MATERIALS PROVIDED: Begin
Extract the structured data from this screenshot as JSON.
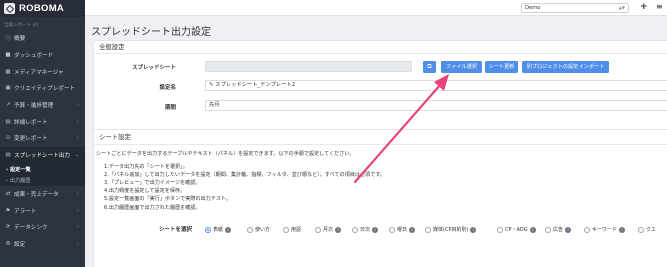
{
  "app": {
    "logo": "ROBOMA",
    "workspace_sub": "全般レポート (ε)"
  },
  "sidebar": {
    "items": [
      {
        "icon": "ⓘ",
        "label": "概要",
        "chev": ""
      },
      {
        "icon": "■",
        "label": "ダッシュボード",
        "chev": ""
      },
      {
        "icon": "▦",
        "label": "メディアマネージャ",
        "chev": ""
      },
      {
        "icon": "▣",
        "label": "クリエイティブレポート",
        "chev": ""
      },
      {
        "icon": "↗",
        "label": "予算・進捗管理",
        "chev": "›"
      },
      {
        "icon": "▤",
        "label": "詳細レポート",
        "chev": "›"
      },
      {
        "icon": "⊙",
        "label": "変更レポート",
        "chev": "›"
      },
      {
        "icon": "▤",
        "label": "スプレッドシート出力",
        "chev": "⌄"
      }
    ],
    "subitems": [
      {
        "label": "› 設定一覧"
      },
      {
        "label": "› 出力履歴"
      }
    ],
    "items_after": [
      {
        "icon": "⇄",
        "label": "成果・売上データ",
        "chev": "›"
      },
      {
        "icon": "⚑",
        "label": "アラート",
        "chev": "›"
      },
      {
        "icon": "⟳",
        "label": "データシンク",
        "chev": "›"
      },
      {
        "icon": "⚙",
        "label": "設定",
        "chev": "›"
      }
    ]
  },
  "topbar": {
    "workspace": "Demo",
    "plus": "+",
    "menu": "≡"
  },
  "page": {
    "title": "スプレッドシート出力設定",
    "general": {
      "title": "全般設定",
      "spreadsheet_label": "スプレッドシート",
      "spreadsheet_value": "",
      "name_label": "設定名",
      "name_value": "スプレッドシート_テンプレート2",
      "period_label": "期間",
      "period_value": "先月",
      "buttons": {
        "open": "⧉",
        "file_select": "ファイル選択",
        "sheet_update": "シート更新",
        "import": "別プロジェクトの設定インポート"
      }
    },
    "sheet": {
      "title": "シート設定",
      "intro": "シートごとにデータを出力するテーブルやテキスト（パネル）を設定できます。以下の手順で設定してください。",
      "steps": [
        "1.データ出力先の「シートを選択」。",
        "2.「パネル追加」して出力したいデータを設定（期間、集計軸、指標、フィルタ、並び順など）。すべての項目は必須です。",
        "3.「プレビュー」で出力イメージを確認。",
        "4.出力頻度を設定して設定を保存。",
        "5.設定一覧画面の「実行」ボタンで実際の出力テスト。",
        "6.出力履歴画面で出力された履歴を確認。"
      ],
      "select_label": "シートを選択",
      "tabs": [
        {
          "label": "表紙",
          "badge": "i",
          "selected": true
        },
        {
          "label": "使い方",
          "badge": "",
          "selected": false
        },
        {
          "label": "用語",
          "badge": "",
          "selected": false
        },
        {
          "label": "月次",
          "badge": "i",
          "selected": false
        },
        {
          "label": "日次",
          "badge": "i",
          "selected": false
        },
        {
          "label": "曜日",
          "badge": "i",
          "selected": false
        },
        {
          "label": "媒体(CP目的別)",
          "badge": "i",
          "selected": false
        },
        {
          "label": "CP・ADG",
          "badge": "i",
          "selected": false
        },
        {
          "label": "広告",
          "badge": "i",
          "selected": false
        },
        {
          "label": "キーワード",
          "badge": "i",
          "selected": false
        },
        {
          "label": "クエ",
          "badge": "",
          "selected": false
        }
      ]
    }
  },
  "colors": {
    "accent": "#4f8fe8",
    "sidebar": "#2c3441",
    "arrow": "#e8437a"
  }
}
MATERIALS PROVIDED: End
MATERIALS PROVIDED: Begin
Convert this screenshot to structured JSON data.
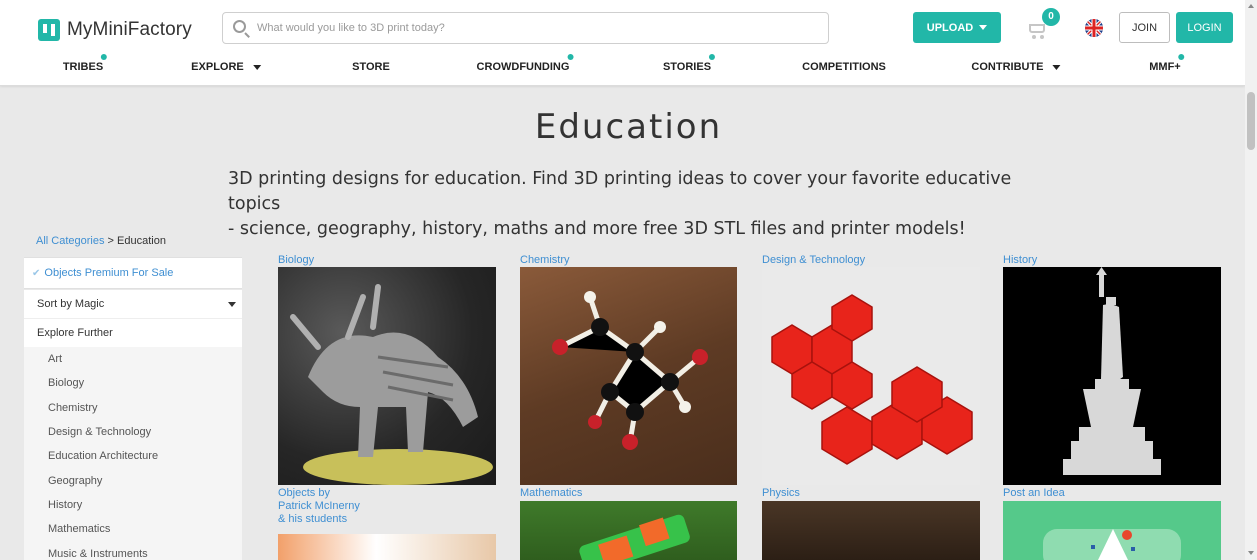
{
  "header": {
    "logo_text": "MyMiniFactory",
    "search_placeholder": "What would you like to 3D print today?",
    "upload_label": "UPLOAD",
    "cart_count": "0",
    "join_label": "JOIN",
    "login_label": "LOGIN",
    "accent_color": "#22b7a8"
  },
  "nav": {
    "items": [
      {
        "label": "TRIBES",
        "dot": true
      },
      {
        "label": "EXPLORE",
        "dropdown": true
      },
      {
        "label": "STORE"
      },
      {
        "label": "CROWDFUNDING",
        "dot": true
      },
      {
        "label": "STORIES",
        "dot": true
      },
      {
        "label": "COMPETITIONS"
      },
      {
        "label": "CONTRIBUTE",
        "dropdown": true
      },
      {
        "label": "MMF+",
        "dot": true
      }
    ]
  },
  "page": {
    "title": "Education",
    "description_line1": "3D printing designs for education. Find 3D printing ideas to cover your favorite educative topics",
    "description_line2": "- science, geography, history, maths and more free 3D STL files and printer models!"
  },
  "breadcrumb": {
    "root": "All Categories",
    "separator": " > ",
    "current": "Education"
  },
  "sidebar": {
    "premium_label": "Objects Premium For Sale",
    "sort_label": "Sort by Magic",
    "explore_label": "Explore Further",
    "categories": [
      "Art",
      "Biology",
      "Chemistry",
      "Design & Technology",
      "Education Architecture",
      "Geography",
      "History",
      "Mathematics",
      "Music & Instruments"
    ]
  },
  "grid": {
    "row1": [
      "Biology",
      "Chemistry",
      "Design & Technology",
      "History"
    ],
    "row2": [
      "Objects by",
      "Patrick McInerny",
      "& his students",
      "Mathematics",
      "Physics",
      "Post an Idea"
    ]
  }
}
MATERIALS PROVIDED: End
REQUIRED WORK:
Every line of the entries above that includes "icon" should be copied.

OUTPUT OF THE TASK:
        "icon": "ⓘ",
        "icon": "■",
        "icon": "▦",
        "icon": "▣",
        "icon": "↗",
        "icon": "▤",
        "icon": "⊙",
        "icon": "▤",
        "icon": "⇄",
        "icon": "⚑",
        "icon": "⟳",
        "icon": "⚙",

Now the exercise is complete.